What’s your story? Any memories of swimming here? Any stories to tell? Or did you just have swimming lessons in the cold of winter in the 1960s?
Whatever you have to say, however brief, I’d love to hear from you and will add any stories to this section of the site as and when I receive them. Add your comment or story under ‘Leave a Reply’ below.
Links to other articles on this pool
The local newspaper the Illawarra Mercury featured one of the pool’s swimmers in 2014
Swimming blogger Sally was at the pool in July 2014
Another local newspaper, the Kiama Independent, reported on some visitors to the pool back in 2013
Photo blogger Neil wrote about the pool in 2010 (great photos here)
Coffee, tea or milkshake after the swim?
Just behind the changing rooms above the pool is a fish and chip place, where they’ll do you a decent milkshake or a cold can of something.
But for coffee or tea, it’s worth going the extra mile back into the village
For coffee: 5th Avenue Café
19 Addison Street.
Open Daily from 8am

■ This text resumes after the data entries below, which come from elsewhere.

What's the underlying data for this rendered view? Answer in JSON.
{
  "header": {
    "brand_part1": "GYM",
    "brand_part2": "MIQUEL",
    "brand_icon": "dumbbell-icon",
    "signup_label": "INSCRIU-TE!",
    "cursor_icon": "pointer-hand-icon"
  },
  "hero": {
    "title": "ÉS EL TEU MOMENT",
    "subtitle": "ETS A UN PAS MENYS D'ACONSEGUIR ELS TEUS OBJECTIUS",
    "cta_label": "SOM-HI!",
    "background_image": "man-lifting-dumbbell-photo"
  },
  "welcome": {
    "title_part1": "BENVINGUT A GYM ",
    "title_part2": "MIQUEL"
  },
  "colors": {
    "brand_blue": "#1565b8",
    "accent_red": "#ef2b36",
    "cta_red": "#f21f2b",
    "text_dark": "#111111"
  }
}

This is my favourite café in Shellharbour, with great coffee roasted up the road in Unanderra, a good display of cakes, including muffins or banana bread (and a very nice cinnamon bagel, which is great for breakfast), and above all a friendly, cheerful welcome from the staff, who make it feel like you’re part of the village community.
There’s seating inside but also a terrace out the front, where you can sit and look down to the coast, but still feel sheltered from rain or sun.
Actually since I wrote this review, a new coffee shop in Shellharbour opened up and the coffee there is the best in town I reckon, so try: Village Fix, 3/19 Addison Street (though just round the corner in Wentworth St) and open 7 days, usually 6am-4pm.
For tea: Green Poppy Café
2/8 Addison Street
Open: – to 4pm
These guys are the real tea lovers in town. They have a good range of loose leaf teas from T2, including a Daintree Tea from northern Queensland. But they also get more specialist teas in from a local tea supplier with direct links to China – Wanling Tea House are based in Warilla, just next door to Shellharbour and do a great range of Chinese teas, from black to white via greens and oolongs.
There is also a good range of gluten-free cakes on offer here.